[Opening Exercise material section]

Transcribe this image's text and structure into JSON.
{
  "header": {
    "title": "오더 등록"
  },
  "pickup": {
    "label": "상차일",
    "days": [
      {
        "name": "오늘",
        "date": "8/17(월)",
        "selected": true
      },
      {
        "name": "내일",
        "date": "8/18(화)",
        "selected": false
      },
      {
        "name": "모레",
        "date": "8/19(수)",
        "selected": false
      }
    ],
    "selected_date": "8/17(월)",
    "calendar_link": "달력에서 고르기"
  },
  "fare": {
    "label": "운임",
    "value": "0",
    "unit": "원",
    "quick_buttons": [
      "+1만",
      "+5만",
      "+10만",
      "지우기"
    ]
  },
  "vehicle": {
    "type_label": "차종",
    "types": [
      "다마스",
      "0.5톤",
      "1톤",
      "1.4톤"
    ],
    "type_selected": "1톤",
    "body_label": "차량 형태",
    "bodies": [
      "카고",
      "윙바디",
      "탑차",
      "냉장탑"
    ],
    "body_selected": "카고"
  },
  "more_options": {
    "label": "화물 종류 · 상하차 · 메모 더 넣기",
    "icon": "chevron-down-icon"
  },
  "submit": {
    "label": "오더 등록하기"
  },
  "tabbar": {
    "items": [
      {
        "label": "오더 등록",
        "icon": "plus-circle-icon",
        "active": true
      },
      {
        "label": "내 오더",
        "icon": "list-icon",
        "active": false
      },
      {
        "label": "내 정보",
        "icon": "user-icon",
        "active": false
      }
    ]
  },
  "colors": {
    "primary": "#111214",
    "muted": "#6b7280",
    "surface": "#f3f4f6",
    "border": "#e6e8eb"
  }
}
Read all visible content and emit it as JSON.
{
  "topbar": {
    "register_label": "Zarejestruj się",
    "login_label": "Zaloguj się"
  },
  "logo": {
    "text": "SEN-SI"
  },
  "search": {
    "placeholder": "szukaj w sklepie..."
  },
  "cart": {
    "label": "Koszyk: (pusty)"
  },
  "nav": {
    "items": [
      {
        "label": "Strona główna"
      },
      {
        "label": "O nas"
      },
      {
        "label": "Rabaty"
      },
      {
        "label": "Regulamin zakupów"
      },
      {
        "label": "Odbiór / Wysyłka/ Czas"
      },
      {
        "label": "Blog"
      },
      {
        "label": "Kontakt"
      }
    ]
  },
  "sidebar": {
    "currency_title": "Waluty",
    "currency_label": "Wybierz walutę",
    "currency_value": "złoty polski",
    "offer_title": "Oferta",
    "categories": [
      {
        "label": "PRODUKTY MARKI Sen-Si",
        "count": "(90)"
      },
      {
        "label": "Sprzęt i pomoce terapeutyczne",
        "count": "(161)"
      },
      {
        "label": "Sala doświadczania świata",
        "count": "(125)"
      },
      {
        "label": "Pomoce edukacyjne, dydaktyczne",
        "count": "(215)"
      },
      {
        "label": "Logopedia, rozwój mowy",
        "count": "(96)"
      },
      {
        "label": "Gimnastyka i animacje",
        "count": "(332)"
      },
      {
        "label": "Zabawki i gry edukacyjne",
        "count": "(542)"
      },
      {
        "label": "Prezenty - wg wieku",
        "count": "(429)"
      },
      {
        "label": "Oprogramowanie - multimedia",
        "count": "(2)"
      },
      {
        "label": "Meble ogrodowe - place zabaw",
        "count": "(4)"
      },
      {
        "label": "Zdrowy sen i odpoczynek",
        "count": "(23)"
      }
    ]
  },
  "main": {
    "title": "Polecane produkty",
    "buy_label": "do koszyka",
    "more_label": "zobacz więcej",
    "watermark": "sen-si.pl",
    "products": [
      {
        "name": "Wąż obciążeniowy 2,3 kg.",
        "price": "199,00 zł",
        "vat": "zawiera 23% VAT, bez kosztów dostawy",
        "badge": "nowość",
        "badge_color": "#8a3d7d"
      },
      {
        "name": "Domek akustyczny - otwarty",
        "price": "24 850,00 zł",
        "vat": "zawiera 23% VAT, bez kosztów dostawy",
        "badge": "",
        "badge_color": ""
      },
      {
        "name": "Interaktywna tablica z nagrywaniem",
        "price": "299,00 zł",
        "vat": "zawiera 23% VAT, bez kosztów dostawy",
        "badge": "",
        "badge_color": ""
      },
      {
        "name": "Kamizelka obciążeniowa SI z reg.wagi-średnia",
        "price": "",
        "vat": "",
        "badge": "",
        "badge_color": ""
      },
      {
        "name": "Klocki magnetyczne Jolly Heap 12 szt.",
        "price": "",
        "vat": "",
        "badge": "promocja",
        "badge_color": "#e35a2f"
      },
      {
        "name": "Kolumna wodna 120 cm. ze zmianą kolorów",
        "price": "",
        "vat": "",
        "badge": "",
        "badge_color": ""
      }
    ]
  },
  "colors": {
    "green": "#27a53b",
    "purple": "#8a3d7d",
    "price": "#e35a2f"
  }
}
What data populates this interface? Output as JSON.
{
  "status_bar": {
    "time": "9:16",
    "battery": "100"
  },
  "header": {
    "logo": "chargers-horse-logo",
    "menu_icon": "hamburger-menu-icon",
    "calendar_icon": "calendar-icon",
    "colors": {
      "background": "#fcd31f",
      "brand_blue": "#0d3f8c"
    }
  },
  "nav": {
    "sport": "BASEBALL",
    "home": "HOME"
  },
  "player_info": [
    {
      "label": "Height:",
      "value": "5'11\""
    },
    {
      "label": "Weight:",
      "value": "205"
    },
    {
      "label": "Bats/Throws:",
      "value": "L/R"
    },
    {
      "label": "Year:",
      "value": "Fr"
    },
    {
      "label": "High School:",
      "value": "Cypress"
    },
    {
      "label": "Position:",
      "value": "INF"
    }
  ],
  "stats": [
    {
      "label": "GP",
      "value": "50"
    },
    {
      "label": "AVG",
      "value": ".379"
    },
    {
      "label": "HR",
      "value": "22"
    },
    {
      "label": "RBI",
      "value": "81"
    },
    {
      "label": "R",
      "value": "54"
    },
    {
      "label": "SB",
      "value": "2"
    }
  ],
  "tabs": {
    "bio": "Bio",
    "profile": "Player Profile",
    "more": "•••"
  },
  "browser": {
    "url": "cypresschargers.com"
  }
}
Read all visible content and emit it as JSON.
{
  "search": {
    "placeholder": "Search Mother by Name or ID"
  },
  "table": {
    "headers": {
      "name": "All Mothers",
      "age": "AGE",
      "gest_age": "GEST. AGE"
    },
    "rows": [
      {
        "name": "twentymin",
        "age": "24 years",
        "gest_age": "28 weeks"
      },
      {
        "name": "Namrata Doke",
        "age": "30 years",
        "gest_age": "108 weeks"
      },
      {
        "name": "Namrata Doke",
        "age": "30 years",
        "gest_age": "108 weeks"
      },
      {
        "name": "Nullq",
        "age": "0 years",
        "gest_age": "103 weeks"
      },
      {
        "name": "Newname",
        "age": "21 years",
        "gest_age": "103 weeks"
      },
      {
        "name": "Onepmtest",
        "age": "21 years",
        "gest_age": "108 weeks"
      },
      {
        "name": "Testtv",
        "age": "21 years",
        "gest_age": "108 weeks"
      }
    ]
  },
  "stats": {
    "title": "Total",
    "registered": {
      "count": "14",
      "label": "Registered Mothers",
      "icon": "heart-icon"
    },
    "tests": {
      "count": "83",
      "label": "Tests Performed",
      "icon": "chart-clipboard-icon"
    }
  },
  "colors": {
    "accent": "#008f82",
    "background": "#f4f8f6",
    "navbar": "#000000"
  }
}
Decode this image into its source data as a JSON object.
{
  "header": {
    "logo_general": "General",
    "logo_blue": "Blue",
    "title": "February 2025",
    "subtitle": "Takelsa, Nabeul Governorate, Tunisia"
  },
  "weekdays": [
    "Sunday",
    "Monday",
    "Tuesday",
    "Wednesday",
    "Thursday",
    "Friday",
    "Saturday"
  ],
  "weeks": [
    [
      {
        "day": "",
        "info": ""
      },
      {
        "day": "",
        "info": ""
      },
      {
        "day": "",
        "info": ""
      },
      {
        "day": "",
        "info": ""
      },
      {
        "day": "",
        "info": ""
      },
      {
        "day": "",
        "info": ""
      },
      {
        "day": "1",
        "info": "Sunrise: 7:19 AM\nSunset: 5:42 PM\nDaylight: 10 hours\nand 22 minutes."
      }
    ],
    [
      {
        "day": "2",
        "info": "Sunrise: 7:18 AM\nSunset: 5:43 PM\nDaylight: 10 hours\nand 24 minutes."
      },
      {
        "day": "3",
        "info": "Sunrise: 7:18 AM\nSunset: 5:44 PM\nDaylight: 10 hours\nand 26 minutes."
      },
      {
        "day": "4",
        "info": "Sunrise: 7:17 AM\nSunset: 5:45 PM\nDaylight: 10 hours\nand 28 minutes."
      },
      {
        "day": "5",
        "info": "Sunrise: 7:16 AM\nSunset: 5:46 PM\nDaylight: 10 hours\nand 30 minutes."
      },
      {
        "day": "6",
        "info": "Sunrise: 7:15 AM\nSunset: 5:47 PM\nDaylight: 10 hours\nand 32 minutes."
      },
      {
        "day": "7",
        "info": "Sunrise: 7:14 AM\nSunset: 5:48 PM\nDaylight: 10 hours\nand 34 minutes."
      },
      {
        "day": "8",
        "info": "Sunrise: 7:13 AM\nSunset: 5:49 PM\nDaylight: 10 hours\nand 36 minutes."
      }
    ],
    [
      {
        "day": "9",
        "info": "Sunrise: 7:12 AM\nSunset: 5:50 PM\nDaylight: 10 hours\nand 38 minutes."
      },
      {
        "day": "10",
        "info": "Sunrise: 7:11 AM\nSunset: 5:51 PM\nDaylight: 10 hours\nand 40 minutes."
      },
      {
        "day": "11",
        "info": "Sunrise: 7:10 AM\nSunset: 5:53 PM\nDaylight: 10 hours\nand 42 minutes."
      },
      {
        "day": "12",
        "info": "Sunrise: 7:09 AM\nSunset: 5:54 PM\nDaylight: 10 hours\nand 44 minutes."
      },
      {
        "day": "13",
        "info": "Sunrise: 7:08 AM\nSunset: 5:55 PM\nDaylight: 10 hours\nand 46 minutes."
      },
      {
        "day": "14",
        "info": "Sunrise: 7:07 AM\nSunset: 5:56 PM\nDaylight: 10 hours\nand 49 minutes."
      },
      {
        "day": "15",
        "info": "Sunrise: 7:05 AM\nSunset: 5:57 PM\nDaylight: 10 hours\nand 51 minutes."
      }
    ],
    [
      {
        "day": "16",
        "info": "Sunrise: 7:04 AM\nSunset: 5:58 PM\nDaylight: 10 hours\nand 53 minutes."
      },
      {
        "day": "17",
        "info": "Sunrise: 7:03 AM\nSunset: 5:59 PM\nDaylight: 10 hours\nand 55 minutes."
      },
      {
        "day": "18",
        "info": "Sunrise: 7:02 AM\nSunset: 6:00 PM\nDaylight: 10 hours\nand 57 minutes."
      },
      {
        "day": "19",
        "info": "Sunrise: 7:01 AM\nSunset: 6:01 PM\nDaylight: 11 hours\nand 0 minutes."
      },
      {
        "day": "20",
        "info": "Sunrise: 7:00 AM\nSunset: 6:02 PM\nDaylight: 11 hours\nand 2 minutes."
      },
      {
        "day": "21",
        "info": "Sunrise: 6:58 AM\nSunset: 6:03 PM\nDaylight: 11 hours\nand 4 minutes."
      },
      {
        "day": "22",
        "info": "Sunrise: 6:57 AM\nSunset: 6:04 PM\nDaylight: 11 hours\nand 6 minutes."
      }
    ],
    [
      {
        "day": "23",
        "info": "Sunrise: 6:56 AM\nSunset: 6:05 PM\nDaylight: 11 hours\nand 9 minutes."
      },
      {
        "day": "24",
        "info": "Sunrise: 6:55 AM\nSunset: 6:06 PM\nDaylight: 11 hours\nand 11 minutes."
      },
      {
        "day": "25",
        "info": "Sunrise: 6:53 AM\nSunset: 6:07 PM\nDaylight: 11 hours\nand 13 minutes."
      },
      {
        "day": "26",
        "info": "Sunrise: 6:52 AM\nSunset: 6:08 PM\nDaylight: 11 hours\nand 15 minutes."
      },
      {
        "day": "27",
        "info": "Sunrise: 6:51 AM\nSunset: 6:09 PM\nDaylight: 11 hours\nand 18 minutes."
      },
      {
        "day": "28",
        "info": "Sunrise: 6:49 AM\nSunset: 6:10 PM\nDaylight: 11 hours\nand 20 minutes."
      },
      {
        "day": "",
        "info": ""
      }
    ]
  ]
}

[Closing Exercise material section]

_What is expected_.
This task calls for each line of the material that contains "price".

_Result_.
        "price": "199,00 zł",
        "price": "24 850,00 zł",
        "price": "299,00 zł",
        "price": "",
        "price": "",
        "price": "",
    "price": "#e35a2f"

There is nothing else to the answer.